__Work to be completed__: Give the records again in full, exactly as they are.

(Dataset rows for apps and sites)
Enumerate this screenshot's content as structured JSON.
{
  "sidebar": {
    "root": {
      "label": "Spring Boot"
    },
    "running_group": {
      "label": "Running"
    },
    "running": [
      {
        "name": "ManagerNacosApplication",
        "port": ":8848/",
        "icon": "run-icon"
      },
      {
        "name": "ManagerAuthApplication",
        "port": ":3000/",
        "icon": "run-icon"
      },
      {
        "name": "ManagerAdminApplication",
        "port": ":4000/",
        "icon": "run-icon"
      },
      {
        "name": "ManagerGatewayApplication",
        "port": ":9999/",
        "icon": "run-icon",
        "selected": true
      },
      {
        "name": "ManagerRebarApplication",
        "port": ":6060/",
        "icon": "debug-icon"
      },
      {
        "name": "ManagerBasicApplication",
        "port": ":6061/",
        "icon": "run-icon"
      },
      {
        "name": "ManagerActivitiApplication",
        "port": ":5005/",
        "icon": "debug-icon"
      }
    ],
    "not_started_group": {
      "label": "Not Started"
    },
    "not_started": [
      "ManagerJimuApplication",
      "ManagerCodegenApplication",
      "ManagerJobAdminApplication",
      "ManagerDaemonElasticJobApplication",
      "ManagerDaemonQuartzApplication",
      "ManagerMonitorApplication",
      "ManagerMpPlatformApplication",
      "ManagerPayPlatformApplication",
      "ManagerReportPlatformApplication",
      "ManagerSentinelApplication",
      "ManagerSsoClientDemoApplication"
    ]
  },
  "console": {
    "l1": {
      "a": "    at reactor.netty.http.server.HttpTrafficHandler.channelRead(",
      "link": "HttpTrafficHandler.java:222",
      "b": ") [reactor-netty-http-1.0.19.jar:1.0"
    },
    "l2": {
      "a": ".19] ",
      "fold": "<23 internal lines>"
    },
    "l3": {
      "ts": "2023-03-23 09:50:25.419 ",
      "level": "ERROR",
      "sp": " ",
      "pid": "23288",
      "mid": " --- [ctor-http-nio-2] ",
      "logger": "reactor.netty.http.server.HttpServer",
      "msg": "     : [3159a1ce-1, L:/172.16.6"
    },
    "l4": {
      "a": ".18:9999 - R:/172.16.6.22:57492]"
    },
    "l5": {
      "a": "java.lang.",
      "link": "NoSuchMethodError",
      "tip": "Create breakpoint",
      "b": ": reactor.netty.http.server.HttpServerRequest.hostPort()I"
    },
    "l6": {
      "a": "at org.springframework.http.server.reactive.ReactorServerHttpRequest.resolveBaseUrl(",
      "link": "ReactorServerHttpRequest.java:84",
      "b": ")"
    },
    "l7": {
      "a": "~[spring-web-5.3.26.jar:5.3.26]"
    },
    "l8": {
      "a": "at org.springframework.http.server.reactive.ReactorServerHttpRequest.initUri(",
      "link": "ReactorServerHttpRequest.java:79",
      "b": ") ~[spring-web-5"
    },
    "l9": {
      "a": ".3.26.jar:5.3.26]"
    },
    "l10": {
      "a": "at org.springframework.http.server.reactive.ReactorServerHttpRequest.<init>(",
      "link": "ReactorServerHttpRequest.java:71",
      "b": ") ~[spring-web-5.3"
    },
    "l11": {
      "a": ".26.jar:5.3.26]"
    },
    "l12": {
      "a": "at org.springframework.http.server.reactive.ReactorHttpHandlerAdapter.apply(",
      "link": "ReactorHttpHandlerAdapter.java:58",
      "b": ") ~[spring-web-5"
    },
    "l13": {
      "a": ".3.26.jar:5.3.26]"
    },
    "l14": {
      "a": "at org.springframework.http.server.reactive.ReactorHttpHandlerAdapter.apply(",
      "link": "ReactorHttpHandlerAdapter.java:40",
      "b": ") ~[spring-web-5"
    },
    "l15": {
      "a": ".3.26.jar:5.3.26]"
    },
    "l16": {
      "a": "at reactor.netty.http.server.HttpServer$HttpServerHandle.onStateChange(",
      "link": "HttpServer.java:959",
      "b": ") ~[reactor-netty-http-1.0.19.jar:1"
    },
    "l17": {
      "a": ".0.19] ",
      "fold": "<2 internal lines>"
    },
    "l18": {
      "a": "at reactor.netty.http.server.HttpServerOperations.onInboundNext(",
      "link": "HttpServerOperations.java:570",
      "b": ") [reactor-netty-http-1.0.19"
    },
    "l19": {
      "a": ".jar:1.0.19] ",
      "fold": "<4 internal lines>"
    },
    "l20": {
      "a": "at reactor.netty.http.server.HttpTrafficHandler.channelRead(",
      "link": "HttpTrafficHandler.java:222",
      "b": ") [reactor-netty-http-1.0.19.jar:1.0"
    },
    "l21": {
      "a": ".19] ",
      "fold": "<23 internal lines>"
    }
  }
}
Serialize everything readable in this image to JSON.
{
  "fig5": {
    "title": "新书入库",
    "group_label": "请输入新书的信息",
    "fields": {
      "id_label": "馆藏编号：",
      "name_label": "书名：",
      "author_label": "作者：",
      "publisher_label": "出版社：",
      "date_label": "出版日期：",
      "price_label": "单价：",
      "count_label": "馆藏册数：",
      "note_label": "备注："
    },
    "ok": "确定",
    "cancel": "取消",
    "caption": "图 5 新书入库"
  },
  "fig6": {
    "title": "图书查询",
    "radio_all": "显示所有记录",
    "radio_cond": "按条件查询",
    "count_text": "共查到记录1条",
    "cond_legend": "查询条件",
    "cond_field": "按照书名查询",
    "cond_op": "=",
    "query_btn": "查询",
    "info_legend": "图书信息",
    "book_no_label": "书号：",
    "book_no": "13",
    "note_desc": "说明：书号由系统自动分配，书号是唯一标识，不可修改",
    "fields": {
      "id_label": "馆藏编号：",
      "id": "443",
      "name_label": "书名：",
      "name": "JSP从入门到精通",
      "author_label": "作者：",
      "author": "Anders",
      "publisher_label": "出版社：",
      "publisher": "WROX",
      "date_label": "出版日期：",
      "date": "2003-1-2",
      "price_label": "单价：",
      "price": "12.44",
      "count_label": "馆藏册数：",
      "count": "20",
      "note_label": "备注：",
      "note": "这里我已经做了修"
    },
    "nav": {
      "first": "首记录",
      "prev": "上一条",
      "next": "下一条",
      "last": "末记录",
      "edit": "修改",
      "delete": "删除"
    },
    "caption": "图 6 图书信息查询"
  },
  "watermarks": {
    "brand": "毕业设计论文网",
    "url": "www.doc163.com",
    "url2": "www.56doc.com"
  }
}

__Output of the exercise__:
Enumerate this screenshot's content as structured JSON.
{
  "sidebar": {
    "root": {
      "label": "Spring Boot"
    },
    "running_group": {
      "label": "Running"
    },
    "running": [
      {
        "name": "ManagerNacosApplication",
        "port": ":8848/",
        "icon": "run-icon"
      },
      {
        "name": "ManagerAuthApplication",
        "port": ":3000/",
        "icon": "run-icon"
      },
      {
        "name": "ManagerAdminApplication",
        "port": ":4000/",
        "icon": "run-icon"
      },
      {
        "name": "ManagerGatewayApplication",
        "port": ":9999/",
        "icon": "run-icon",
        "selected": true
      },
      {
        "name": "ManagerRebarApplication",
        "port": ":6060/",
        "icon": "debug-icon"
      },
      {
        "name": "ManagerBasicApplication",
        "port": ":6061/",
        "icon": "run-icon"
      },
      {
        "name": "ManagerActivitiApplication",
        "port": ":5005/",
        "icon": "debug-icon"
      }
    ],
    "not_started_group": {
      "label": "Not Started"
    },
    "not_started": [
      "ManagerJimuApplication",
      "ManagerCodegenApplication",
      "ManagerJobAdminApplication",
      "ManagerDaemonElasticJobApplication",
      "ManagerDaemonQuartzApplication",
      "ManagerMonitorApplication",
      "ManagerMpPlatformApplication",
      "ManagerPayPlatformApplication",
      "ManagerReportPlatformApplication",
      "ManagerSentinelApplication",
      "ManagerSsoClientDemoApplication"
    ]
  },
  "console": {
    "l1": {
      "a": "    at reactor.netty.http.server.HttpTrafficHandler.channelRead(",
      "link": "HttpTrafficHandler.java:222",
      "b": ") [reactor-netty-http-1.0.19.jar:1.0"
    },
    "l2": {
      "a": ".19] ",
      "fold": "<23 internal lines>"
    },
    "l3": {
      "ts": "2023-03-23 09:50:25.419 ",
      "level": "ERROR",
      "sp": " ",
      "pid": "23288",
      "mid": " --- [ctor-http-nio-2] ",
      "logger": "reactor.netty.http.server.HttpServer",
      "msg": "     : [3159a1ce-1, L:/172.16.6"
    },
    "l4": {
      "a": ".18:9999 - R:/172.16.6.22:57492]"
    },
    "l5": {
      "a": "java.lang.",
      "link": "NoSuchMethodError",
      "tip": "Create breakpoint",
      "b": ": reactor.netty.http.server.HttpServerRequest.hostPort()I"
    },
    "l6": {
      "a": "at org.springframework.http.server.reactive.ReactorServerHttpRequest.resolveBaseUrl(",
      "link": "ReactorServerHttpRequest.java:84",
      "b": ")"
    },
    "l7": {
      "a": "~[spring-web-5.3.26.jar:5.3.26]"
    },
    "l8": {
      "a": "at org.springframework.http.server.reactive.ReactorServerHttpRequest.initUri(",
      "link": "ReactorServerHttpRequest.java:79",
      "b": ") ~[spring-web-5"
    },
    "l9": {
      "a": ".3.26.jar:5.3.26]"
    },
    "l10": {
      "a": "at org.springframework.http.server.reactive.ReactorServerHttpRequest.<init>(",
      "link": "ReactorServerHttpRequest.java:71",
      "b": ") ~[spring-web-5.3"
    },
    "l11": {
      "a": ".26.jar:5.3.26]"
    },
    "l12": {
      "a": "at org.springframework.http.server.reactive.ReactorHttpHandlerAdapter.apply(",
      "link": "ReactorHttpHandlerAdapter.java:58",
      "b": ") ~[spring-web-5"
    },
    "l13": {
      "a": ".3.26.jar:5.3.26]"
    },
    "l14": {
      "a": "at org.springframework.http.server.reactive.ReactorHttpHandlerAdapter.apply(",
      "link": "ReactorHttpHandlerAdapter.java:40",
      "b": ") ~[spring-web-5"
    },
    "l15": {
      "a": ".3.26.jar:5.3.26]"
    },
    "l16": {
      "a": "at reactor.netty.http.server.HttpServer$HttpServerHandle.onStateChange(",
      "link": "HttpServer.java:959",
      "b": ") ~[reactor-netty-http-1.0.19.jar:1"
    },
    "l17": {
      "a": ".0.19] ",
      "fold": "<2 internal lines>"
    },
    "l18": {
      "a": "at reactor.netty.http.server.HttpServerOperations.onInboundNext(",
      "link": "HttpServerOperations.java:570",
      "b": ") [reactor-netty-http-1.0.19"
    },
    "l19": {
      "a": ".jar:1.0.19] ",
      "fold": "<4 internal lines>"
    },
    "l20": {
      "a": "at reactor.netty.http.server.HttpTrafficHandler.channelRead(",
      "link": "HttpTrafficHandler.java:222",
      "b": ") [reactor-netty-http-1.0.19.jar:1.0"
    },
    "l21": {
      "a": ".19] ",
      "fold": "<23 internal lines>"
    }
  }
}
Serialize everything readable in this image to JSON.
{
  "fig5": {
    "title": "新书入库",
    "group_label": "请输入新书的信息",
    "fields": {
      "id_label": "馆藏编号：",
      "name_label": "书名：",
      "author_label": "作者：",
      "publisher_label": "出版社：",
      "date_label": "出版日期：",
      "price_label": "单价：",
      "count_label": "馆藏册数：",
      "note_label": "备注："
    },
    "ok": "确定",
    "cancel": "取消",
    "caption": "图 5 新书入库"
  },
  "fig6": {
    "title": "图书查询",
    "radio_all": "显示所有记录",
    "radio_cond": "按条件查询",
    "count_text": "共查到记录1条",
    "cond_legend": "查询条件",
    "cond_field": "按照书名查询",
    "cond_op": "=",
    "query_btn": "查询",
    "info_legend": "图书信息",
    "book_no_label": "书号：",
    "book_no": "13",
    "note_desc": "说明：书号由系统自动分配，书号是唯一标识，不可修改",
    "fields": {
      "id_label": "馆藏编号：",
      "id": "443",
      "name_label": "书名：",
      "name": "JSP从入门到精通",
      "author_label": "作者：",
      "author": "Anders",
      "publisher_label": "出版社：",
      "publisher": "WROX",
      "date_label": "出版日期：",
      "date": "2003-1-2",
      "price_label": "单价：",
      "price": "12.44",
      "count_label": "馆藏册数：",
      "count": "20",
      "note_label": "备注：",
      "note": "这里我已经做了修"
    },
    "nav": {
      "first": "首记录",
      "prev": "上一条",
      "next": "下一条",
      "last": "末记录",
      "edit": "修改",
      "delete": "删除"
    },
    "caption": "图 6 图书信息查询"
  },
  "watermarks": {
    "brand": "毕业设计论文网",
    "url": "www.doc163.com",
    "url2": "www.56doc.com"
  }
}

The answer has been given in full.